To run your tests, use the start-server-and-test command:

npx start-server-and-test dev http://localhost:3000 "cypress open"

This command will start your development server via the dev command and then open Cypress.

Production Deployment

Thanks to Remix’s flexible architecture, it can be deployed to many environments—including serverless platforms, containers, and Node.js servers. With that said, Remix doesn’t build abstraction over the underlying platform; it allows you access to all of the platform’s features but also requires some changes when deploying to different targets.

The app in this tutorial is configured for Remix App Server, which is built on top of Express.

In this case, for a production-ready setup, all you need to do is create a production build and start the Node.js server:

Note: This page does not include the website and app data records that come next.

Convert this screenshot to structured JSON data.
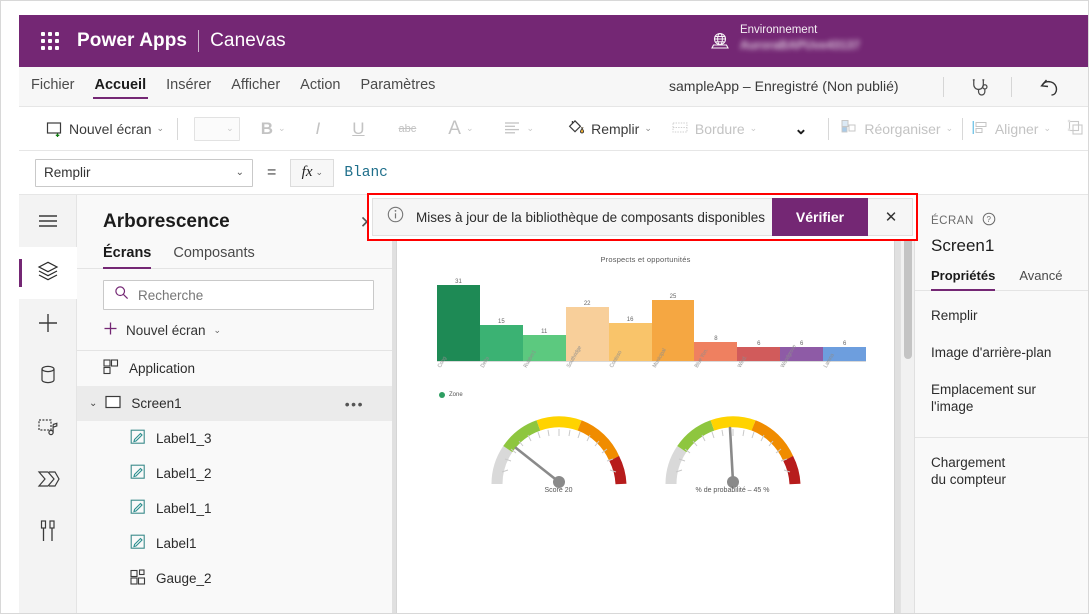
{
  "titlebar": {
    "waffle_icon": "waffle-grid-icon",
    "product": "Power Apps",
    "mode": "Canevas",
    "env_icon": "globe-icon",
    "env_label": "Environnement",
    "env_value": "AuroraBAPUve43137"
  },
  "menubar": {
    "items": [
      {
        "label": "Fichier",
        "active": false
      },
      {
        "label": "Accueil",
        "active": true
      },
      {
        "label": "Insérer",
        "active": false
      },
      {
        "label": "Afficher",
        "active": false
      },
      {
        "label": "Action",
        "active": false
      },
      {
        "label": "Paramètres",
        "active": false
      }
    ],
    "app_status": "sampleApp – Enregistré (Non publié)",
    "checker_icon": "stethoscope-app-checker-icon",
    "undo_icon": "undo-arrow-icon"
  },
  "ribbon": {
    "new_screen": "Nouvel écran",
    "font_placeholder": "",
    "bold": "B",
    "italic": "I",
    "underline": "U",
    "strikethrough": "abc",
    "font_color": "A",
    "align_icon": "align-icon",
    "fill": "Remplir",
    "border": "Bordure",
    "more_icon": "chevron-down-icon",
    "reorder": "Réorganiser",
    "align": "Aligner",
    "group_icon": "group-icon"
  },
  "formulabar": {
    "property": "Remplir",
    "equals": "=",
    "fx": "fx",
    "value": "Blanc"
  },
  "rail": {
    "items": [
      {
        "icon": "hamburger-menu-icon",
        "name": "menu",
        "selected": false
      },
      {
        "icon": "layers-tree-view-icon",
        "name": "tree-view",
        "selected": true
      },
      {
        "icon": "plus-insert-icon",
        "name": "insert",
        "selected": false
      },
      {
        "icon": "database-data-icon",
        "name": "data",
        "selected": false
      },
      {
        "icon": "media-icon",
        "name": "media",
        "selected": false
      },
      {
        "icon": "power-automate-icon",
        "name": "power-automate",
        "selected": false
      },
      {
        "icon": "advanced-tools-icon",
        "name": "advanced-tools",
        "selected": false
      }
    ]
  },
  "tree": {
    "title": "Arborescence",
    "close_icon": "close-icon",
    "tabs": [
      {
        "label": "Écrans",
        "active": true
      },
      {
        "label": "Composants",
        "active": false
      }
    ],
    "search_icon": "search-icon",
    "search_placeholder": "Recherche",
    "search_value": "",
    "new_screen": "Nouvel écran",
    "rows": [
      {
        "label": "Application",
        "icon": "app-icon",
        "level": 0,
        "selected": false,
        "caret": "",
        "menu": false
      },
      {
        "label": "Screen1",
        "icon": "screen-icon",
        "level": 0,
        "selected": true,
        "caret": "⌄",
        "menu": true
      },
      {
        "label": "Label1_3",
        "icon": "label-icon",
        "level": 1,
        "selected": false,
        "caret": "",
        "menu": false
      },
      {
        "label": "Label1_2",
        "icon": "label-icon",
        "level": 1,
        "selected": false,
        "caret": "",
        "menu": false
      },
      {
        "label": "Label1_1",
        "icon": "label-icon",
        "level": 1,
        "selected": false,
        "caret": "",
        "menu": false
      },
      {
        "label": "Label1",
        "icon": "label-icon",
        "level": 1,
        "selected": false,
        "caret": "",
        "menu": false
      },
      {
        "label": "Gauge_2",
        "icon": "gauge-component-icon",
        "level": 1,
        "selected": false,
        "caret": "",
        "menu": false
      }
    ],
    "row_menu_icon": "ellipsis-icon"
  },
  "banner": {
    "info_icon": "info-circle-icon",
    "message": "Mises à jour de la bibliothèque de composants disponibles",
    "action_label": "Vérifier",
    "close_icon": "close-icon",
    "highlight_color": "#ff0000",
    "action_color": "#742774"
  },
  "properties": {
    "kicker": "ÉCRAN",
    "help_icon": "question-circle-icon",
    "name": "Screen1",
    "tabs": [
      {
        "label": "Propriétés",
        "active": true
      },
      {
        "label": "Avancé",
        "active": false
      }
    ],
    "items": [
      "Remplir",
      "Image d'arrière-plan",
      "Emplacement sur l'image"
    ],
    "items2": [
      "Chargement\ndu compteur"
    ],
    "loading_label_line1": "Chargement",
    "loading_label_line2": "du compteur"
  },
  "chart_data": {
    "type": "bar",
    "title": "Prospects et opportunités",
    "categories": [
      "Cong",
      "Delta",
      "Rubber1",
      "Southridge",
      "Contoso",
      "Municipal",
      "Blue Yon.",
      "Wind.",
      "Woodgrove",
      "Lamna"
    ],
    "values": [
      31,
      15,
      11,
      22,
      16,
      25,
      8,
      6,
      6,
      6
    ],
    "colors": [
      "#1e8a55",
      "#3bb273",
      "#5cc97f",
      "#f8cf9a",
      "#f9c46a",
      "#f5a742",
      "#ef8060",
      "#d15b5b",
      "#8e5ba6",
      "#6d9ede"
    ],
    "legend": [
      {
        "label": "Zone",
        "color": "#2e9e62"
      }
    ],
    "legend_position": "bottom-left",
    "xlabel": "",
    "ylabel": "",
    "ylim": [
      0,
      33
    ],
    "grid": false,
    "show_values": true
  },
  "gauges": [
    {
      "name": "score-gauge",
      "caption_label": "Score",
      "caption_value": "20",
      "caption": "Score   20",
      "value": 20,
      "min": 0,
      "max": 100,
      "needle_angle_deg": -135,
      "bands": [
        {
          "color": "#d9d9d9",
          "from": 0,
          "to": 10
        },
        {
          "color": "#8ec63f",
          "from": 10,
          "to": 33
        },
        {
          "color": "#ffd300",
          "from": 33,
          "to": 55
        },
        {
          "color": "#f08c00",
          "from": 55,
          "to": 80
        },
        {
          "color": "#b71c1c",
          "from": 80,
          "to": 100
        }
      ]
    },
    {
      "name": "probability-gauge",
      "caption": "% de probabilité – 45 %",
      "value": 45,
      "min": 0,
      "max": 100,
      "needle_angle_deg": -3,
      "bands": [
        {
          "color": "#d9d9d9",
          "from": 0,
          "to": 10
        },
        {
          "color": "#8ec63f",
          "from": 10,
          "to": 33
        },
        {
          "color": "#ffd300",
          "from": 33,
          "to": 55
        },
        {
          "color": "#f08c00",
          "from": 55,
          "to": 80
        },
        {
          "color": "#b71c1c",
          "from": 80,
          "to": 100
        }
      ]
    }
  ],
  "colors": {
    "brand_purple": "#742774",
    "highlight_red": "#ff0000",
    "canvas_gray": "#e0e0e0"
  }
}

npm run build
npm run start

With the server running, set up a reverse proxy like Nginx to allow outside access to your server, and you’re ready to go!


In this tutorial, you’ve learned how to combine Remix and AG Grid to create a fast and user-focused data processing app. You’ve used some of Remix’s unique features and seen how it integrates with other tools, such as Prisma ORM or the Cypress E2E testing framework.

The full source code for this tutorial can be found here.

AG Grid is a high-performance JavaScript table library that’s easy to set up. It comes with powerful out-of-the-box features, like large data handling, live data streaming, and charting.